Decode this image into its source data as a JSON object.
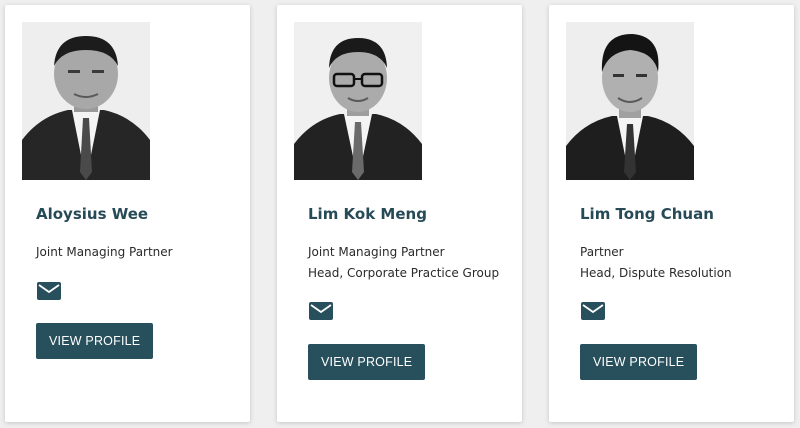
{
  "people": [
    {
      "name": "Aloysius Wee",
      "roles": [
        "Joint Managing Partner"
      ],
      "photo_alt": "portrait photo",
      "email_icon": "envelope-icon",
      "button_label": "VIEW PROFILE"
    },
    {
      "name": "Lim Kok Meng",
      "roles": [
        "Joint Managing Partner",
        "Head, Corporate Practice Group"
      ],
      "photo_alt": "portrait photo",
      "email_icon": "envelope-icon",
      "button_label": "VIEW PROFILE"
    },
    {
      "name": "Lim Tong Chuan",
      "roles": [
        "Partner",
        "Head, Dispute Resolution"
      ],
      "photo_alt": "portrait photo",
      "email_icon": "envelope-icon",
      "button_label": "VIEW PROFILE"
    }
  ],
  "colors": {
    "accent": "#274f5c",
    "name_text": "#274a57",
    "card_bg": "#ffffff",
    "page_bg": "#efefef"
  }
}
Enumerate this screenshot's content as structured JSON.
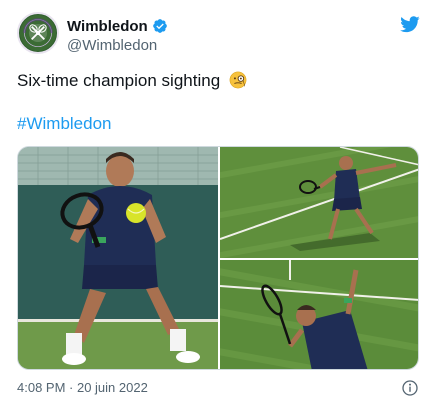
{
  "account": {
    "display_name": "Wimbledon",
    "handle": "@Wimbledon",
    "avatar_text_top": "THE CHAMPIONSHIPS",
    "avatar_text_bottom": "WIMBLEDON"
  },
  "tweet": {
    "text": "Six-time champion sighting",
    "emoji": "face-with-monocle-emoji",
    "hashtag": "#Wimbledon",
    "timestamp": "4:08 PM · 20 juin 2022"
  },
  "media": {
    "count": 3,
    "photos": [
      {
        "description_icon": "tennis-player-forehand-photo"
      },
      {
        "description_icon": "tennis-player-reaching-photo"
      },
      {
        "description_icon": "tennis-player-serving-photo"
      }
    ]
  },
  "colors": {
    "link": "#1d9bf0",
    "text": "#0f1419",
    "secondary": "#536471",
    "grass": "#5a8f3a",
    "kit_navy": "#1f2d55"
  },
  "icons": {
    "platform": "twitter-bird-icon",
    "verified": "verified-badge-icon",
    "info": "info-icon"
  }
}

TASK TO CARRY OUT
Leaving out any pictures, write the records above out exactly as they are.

YOUR SOLUTION
Decode this image into its source data as a JSON object.
{
  "people": [
    {
      "name": "Aloysius Wee",
      "roles": [
        "Joint Managing Partner"
      ],
      "photo_alt": "portrait photo",
      "email_icon": "envelope-icon",
      "button_label": "VIEW PROFILE"
    },
    {
      "name": "Lim Kok Meng",
      "roles": [
        "Joint Managing Partner",
        "Head, Corporate Practice Group"
      ],
      "photo_alt": "portrait photo",
      "email_icon": "envelope-icon",
      "button_label": "VIEW PROFILE"
    },
    {
      "name": "Lim Tong Chuan",
      "roles": [
        "Partner",
        "Head, Dispute Resolution"
      ],
      "photo_alt": "portrait photo",
      "email_icon": "envelope-icon",
      "button_label": "VIEW PROFILE"
    }
  ],
  "colors": {
    "accent": "#274f5c",
    "name_text": "#274a57",
    "card_bg": "#ffffff",
    "page_bg": "#efefef"
  }
}
Enumerate this screenshot's content as structured JSON.
{
  "account": {
    "display_name": "Wimbledon",
    "handle": "@Wimbledon",
    "avatar_text_top": "THE CHAMPIONSHIPS",
    "avatar_text_bottom": "WIMBLEDON"
  },
  "tweet": {
    "text": "Six-time champion sighting",
    "emoji": "face-with-monocle-emoji",
    "hashtag": "#Wimbledon",
    "timestamp": "4:08 PM · 20 juin 2022"
  },
  "media": {
    "count": 3,
    "photos": [
      {
        "description_icon": "tennis-player-forehand-photo"
      },
      {
        "description_icon": "tennis-player-reaching-photo"
      },
      {
        "description_icon": "tennis-player-serving-photo"
      }
    ]
  },
  "colors": {
    "link": "#1d9bf0",
    "text": "#0f1419",
    "secondary": "#536471",
    "grass": "#5a8f3a",
    "kit_navy": "#1f2d55"
  },
  "icons": {
    "platform": "twitter-bird-icon",
    "verified": "verified-badge-icon",
    "info": "info-icon"
  }
}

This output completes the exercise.